Trevor Webb

Andreas Willscher
Butz Musikverlag BU2553
Which, being interpreted, means you will have bought Variations on a theme of Paganini, Seven Improvisations on Yankee Doodle and Sherlock Holmes Suite. Andreas Willscher (b. 1955) makes his intentions plain in his introduction, describing these pieces as ‘cheerful and amusing organ music’, and in this he is certainly successful.
The Paganini Variations take the well-known theme. There are ten variations and a concluding toccata; most are quite short, very sight-readable and with only a few requiring simple pedals, though Variation 9 is for pedal solo. In this case the solo is very easy, calling for alternate toes plus a three note chord at the end.
The improvisations on ‘Yankee Doodle’ are great fun. Described as ‘played by several organists’, the grandiose Marche Pontificale would make a good concluding voluntary if you think you could get away with it. Valse musette is the ‘Organiste titulaire on the evening of 14th of July in Périgueux’; next is a homage to Fats Waller, the best of the set. There is Very simple, for an ‘Old lady who had some piano lessons in her youth’, a moderately difficult pedal solo for a cathedral organist with two broken arms, a Communion in the spirit of Messiaen, and the variations end with Thema fugatum quasi Toccata. This would be happy end to a concert, and individual movements could be used as voluntaries if you have the nerve.
The Sherlock Holmes suite takes four stories, beginning with a depiction of a dull, foggy day in The hound of the Baskervilles. The best movement is next, John Hamish Watson’s Rag, well worth working up for a concert. Reverie, Holmes’s violin, is pleasantly attractive, and the suite ends with a fugue based on the letters SHE, which is not as hard as it looks.
Trevor Webb

TOWN HALL ORGANIST Book 1 [M/D] and Book 2 [D]
Arthur Jones
animus £6.50 and £5.00 respectively
These pieces are by a former organist of Bolton Town Hall, Arthur Jones (1869–1961), who gave more than 1,080 recitals during his career, most of them on the four-manual organ originally built by Gray & Davison and designed by W.T. Best. In the first book, Nautch Dance is followed by Nocturne, Chansonette and Fantasia on Irish Airs. The four could be a concert programme in themselves. Of the four, Nocturne has a long passage requiring thumbing of a counter melody, which can be awkward if the distance between Swell and Great is big; the last item, the ‘Fantasia’ will take some learning.
The second book is given over to one work, an arrangement of Rossini’s overture L’Italiana in Algeri. Given the current fashion for performing arrangements of large-scale orchestral works, this could well be the centre piece of a recital, but a comprehensive organ is needed.

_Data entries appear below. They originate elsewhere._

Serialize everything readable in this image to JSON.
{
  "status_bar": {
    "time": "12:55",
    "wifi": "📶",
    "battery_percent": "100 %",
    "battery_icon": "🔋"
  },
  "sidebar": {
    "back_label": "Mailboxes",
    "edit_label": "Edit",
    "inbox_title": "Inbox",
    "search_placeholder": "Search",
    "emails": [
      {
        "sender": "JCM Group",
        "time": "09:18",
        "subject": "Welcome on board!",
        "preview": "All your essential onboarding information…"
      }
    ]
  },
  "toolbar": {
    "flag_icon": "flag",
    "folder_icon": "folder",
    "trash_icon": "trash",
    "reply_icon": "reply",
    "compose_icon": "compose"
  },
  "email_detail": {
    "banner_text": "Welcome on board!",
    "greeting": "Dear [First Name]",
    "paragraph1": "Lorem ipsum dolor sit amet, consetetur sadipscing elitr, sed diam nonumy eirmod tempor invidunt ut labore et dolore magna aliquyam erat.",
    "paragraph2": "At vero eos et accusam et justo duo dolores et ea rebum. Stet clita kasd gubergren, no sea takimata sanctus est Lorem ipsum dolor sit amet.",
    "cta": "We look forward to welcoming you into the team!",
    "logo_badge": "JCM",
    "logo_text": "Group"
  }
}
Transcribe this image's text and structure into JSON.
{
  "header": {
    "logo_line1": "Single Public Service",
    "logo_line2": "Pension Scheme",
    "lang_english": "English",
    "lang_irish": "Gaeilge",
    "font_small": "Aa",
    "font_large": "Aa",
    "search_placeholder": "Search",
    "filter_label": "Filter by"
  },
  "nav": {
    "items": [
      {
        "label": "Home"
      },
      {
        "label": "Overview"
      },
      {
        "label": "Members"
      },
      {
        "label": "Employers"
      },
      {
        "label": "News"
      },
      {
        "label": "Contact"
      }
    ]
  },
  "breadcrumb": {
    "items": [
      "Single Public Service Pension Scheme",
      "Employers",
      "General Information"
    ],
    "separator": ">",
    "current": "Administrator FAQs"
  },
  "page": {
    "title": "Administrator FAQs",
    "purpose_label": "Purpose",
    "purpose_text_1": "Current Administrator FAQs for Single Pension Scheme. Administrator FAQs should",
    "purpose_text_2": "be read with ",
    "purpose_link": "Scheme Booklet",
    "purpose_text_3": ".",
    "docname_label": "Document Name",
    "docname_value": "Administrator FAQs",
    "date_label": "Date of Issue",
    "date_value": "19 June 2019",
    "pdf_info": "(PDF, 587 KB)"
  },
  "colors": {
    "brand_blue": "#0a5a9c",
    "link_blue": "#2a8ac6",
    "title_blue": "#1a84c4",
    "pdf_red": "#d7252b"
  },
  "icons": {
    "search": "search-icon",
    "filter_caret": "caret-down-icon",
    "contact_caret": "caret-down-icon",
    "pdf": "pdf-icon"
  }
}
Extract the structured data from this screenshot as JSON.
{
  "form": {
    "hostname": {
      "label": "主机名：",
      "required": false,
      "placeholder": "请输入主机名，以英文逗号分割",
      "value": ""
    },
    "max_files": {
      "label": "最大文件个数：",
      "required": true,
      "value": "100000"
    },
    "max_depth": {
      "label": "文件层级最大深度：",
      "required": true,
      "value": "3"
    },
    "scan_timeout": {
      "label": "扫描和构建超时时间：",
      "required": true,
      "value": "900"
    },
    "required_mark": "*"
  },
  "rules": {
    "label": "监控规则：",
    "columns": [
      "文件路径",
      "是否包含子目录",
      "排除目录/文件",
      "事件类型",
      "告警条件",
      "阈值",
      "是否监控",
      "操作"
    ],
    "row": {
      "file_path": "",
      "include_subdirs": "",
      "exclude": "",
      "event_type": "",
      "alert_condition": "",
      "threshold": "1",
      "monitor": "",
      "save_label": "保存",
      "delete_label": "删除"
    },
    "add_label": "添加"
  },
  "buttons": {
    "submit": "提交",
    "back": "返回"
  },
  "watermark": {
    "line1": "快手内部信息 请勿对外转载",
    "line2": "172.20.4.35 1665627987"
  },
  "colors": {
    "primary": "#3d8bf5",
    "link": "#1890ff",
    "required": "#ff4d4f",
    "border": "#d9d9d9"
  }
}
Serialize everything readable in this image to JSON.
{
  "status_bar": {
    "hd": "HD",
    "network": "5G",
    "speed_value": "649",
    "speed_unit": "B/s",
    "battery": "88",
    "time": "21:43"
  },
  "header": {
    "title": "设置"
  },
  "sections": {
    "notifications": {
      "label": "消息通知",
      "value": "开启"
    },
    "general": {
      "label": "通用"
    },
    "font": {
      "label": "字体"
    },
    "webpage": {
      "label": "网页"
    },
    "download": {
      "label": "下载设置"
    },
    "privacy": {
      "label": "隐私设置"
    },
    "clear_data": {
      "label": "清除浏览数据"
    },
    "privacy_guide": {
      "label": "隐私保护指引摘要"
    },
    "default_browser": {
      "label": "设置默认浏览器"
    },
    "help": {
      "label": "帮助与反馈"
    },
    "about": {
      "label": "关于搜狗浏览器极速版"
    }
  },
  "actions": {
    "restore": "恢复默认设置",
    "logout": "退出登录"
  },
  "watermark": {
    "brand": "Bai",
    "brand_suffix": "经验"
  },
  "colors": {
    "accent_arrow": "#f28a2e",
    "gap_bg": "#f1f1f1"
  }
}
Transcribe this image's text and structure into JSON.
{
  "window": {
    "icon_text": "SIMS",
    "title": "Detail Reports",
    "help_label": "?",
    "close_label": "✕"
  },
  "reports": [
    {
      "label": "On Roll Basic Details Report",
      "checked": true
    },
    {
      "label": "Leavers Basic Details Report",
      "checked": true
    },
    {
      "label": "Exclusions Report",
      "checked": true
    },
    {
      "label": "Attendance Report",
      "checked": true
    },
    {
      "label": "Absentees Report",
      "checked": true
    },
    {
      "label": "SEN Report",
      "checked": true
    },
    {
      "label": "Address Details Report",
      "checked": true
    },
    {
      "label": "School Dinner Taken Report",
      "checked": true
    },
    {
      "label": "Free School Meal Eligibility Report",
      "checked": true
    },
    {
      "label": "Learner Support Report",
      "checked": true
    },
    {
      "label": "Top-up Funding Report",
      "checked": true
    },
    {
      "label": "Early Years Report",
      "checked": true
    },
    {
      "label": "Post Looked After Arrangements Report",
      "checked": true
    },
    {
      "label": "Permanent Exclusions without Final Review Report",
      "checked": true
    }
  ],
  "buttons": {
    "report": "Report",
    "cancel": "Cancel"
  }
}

It is mostly only moderately difficult as far as the actual notes are concerned; the difficulties arise in the mechanics of registration. Short of a nimble assistant or better, a sequencer, this will be hard to pull off, though no doubt a great success with the audience.
Trevor Webb